Notching a one-rep max on a major lift is exhilarating, and the feeling of accomplishment when you set an all-new personal record is like nothing else. Thing is, people tend to make a lot of mistakes in the pursuit of those PRs, turning an already challenging process into a frustrating backslide.
To ID those costly errors head-on, we recruited Heather Farmer, a personal trainer, CrossFit group-class instructor and top-ranked national Olympic weightlifting competitor based in New York. Here, Farmer calls out the six most heinous mistakes she sees and the Rx she recommends for hitting those PRs.
Mistake #1: Expecting to make fast, uninterrupted progress.
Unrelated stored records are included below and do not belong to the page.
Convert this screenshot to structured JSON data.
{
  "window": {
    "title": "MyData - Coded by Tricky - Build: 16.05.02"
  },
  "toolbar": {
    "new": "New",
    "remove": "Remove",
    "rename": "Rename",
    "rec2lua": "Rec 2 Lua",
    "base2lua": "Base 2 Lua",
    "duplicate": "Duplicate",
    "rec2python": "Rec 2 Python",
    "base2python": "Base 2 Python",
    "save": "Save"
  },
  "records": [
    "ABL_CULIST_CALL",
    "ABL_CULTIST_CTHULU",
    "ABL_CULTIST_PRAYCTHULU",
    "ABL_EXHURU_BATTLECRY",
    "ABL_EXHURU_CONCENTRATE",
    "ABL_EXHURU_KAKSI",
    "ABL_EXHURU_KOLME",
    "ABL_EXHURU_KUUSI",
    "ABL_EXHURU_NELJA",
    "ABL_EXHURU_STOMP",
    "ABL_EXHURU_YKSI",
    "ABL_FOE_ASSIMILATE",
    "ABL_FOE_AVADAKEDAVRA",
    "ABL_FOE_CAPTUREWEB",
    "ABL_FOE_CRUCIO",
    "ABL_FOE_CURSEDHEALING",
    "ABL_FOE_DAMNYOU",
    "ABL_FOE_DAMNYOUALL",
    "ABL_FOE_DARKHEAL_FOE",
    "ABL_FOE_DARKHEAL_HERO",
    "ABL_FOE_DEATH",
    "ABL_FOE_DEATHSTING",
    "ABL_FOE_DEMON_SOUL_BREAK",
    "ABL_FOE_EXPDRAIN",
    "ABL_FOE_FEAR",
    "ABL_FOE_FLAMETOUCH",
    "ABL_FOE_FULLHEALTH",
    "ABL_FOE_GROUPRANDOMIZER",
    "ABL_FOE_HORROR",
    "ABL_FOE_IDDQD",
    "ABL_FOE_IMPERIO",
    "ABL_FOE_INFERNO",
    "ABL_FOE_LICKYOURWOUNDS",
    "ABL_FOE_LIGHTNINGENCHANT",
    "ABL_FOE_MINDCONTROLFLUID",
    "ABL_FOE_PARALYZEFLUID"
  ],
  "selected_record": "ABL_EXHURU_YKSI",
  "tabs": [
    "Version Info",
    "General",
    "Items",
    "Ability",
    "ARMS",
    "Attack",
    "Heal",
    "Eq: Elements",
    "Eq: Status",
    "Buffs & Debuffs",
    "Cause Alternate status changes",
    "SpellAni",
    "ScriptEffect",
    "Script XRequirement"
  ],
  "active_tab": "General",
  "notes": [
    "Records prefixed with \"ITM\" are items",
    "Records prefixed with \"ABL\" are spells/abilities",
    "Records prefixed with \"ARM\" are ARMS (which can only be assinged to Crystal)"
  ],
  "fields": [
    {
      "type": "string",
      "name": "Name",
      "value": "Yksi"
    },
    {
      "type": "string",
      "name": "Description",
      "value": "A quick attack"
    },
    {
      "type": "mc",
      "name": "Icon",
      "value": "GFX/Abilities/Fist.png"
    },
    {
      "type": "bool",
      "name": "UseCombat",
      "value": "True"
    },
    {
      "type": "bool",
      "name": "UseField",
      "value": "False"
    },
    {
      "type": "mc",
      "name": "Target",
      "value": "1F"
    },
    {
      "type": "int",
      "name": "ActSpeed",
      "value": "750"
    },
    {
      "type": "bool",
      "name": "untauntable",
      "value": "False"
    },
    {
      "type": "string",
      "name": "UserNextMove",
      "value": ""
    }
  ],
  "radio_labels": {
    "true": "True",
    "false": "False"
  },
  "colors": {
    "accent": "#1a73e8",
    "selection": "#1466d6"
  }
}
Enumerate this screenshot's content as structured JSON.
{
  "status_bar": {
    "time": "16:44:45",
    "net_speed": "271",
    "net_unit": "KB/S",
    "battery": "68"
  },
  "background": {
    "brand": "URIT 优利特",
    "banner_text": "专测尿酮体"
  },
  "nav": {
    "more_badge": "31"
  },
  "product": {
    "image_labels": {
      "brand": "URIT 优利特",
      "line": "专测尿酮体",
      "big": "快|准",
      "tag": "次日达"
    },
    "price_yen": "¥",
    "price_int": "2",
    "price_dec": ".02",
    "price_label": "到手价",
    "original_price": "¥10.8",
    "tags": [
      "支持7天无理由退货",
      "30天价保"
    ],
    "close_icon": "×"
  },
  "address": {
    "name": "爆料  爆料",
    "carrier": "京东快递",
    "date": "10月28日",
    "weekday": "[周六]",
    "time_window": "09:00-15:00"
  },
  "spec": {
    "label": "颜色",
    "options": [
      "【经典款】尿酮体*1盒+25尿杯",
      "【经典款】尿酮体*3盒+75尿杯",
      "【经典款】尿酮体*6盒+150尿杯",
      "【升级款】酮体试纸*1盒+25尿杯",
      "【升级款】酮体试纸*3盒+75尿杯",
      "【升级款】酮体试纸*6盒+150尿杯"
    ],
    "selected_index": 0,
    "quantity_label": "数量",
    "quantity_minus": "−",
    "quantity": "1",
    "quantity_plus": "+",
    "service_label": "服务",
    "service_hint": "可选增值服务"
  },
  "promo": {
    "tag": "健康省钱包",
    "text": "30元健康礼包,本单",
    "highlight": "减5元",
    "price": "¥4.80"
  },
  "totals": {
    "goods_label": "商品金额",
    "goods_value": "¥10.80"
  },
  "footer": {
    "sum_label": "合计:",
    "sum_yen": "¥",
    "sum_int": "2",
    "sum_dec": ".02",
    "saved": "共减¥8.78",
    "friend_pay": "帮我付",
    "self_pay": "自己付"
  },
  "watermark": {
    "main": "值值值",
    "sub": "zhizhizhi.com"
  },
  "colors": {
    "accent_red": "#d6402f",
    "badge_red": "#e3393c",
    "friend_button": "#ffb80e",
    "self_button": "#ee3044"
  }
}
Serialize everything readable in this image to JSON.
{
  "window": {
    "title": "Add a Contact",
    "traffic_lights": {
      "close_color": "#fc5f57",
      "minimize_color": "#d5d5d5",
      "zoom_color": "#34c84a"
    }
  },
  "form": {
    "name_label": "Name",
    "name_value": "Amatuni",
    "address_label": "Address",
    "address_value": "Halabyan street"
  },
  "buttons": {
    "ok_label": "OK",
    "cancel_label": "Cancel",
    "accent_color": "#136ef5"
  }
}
As you train, your strength may initially advance more rapidly than your ability to execute proper technique, and you may actually need to dial back on your weight for a while to focus on form. “You can’t always expect to just add weight or reps without plateaus in your progress,” Farmer explains. “A cycle is progressive. It’s designed to build up your strength over time.”
When squatting, for example, your back may be a weak link, unable to stabilize properly in the bottom. Taking time to strengthen this bodypart is essential when trying to build to a max, according to Farmer, and should be prioritized.
Mistake #2: Only performing the lift you want to PR.
“If you want to PR your snatch, you can’t just snatch all day, every day,” Farmer warns. “You need [to perform] auxiliary exercises to strengthen the components of the lift.”
Buttress your training with movements that hit the same muscle groups and stimulate similar muscle recruitment patterns as the lift you’re targeting. For instance, do hack squats and lunges to bolster a squat, and overhead squats and barbell pulls from the floor for a snatch, says Farmer.
Mistake #3: Failing to focus.
Try to do too much all at once and everything will suffer. “Pick one or two exercises at most to focus on as your primary training goal,” Farmer suggests. “Those should take priority in designing the rest of your program.” For instance, if you’re working on your squat max, put your leg/lower-body training day first in your split, after a rest day. Your squat should be done first after a warm-up, when you’re strongest. And the intensity for the rest of your lifts and bodyparts should be scaled back accordingly to allow for optimal recovery of the main targets.
Mistake #4: Doing higher-rep sets in your pre-max training mode.
If you want to hit a one-rep max you’ve got to progressively move toward that rep range. And though you might start with heavy five-rep deadlifts at the beginning of a cycle, you should phase into lower-rep sets to prepare for your ultimate goal.
“There is deeper muscular recruitment required to hit a one-rep max than a 10-rep-max set,” explains Farmer. “Make sure that as you near the peak of your cycle, you’re emphasizing a rep count similar to that at which you want to peak.”
Mistake #5: Ignoring flexibility training.
“If you lack mobility in any lift, you’ll be limited in what you can ultimately achieve, or you’ll develop strength in a shortened range of motion,” says Farmer. To that end, you’ll want to do dynamic stretching preworkout and stretch and foam roll afterward, paying extra attention to your trouble spots such as the hips, hamstrings, calves and shoulders.
Mistake #6: Skipping active recovery.
While Farmer thinks true overtraining is rare, it’s important to be aware of the signs. “Soreness and fatigue, which are normal effects of training, should not be confused with loss of appetite, difficulty sleeping and racing resting heart rate, which indicate a more serious overtraining issue,” she says. Consider recovery modes such as sauna, massage, swimming, and even recreational games like table tennis or basketball, as part of an active recovery plan to prevent overtraining and avoid injury.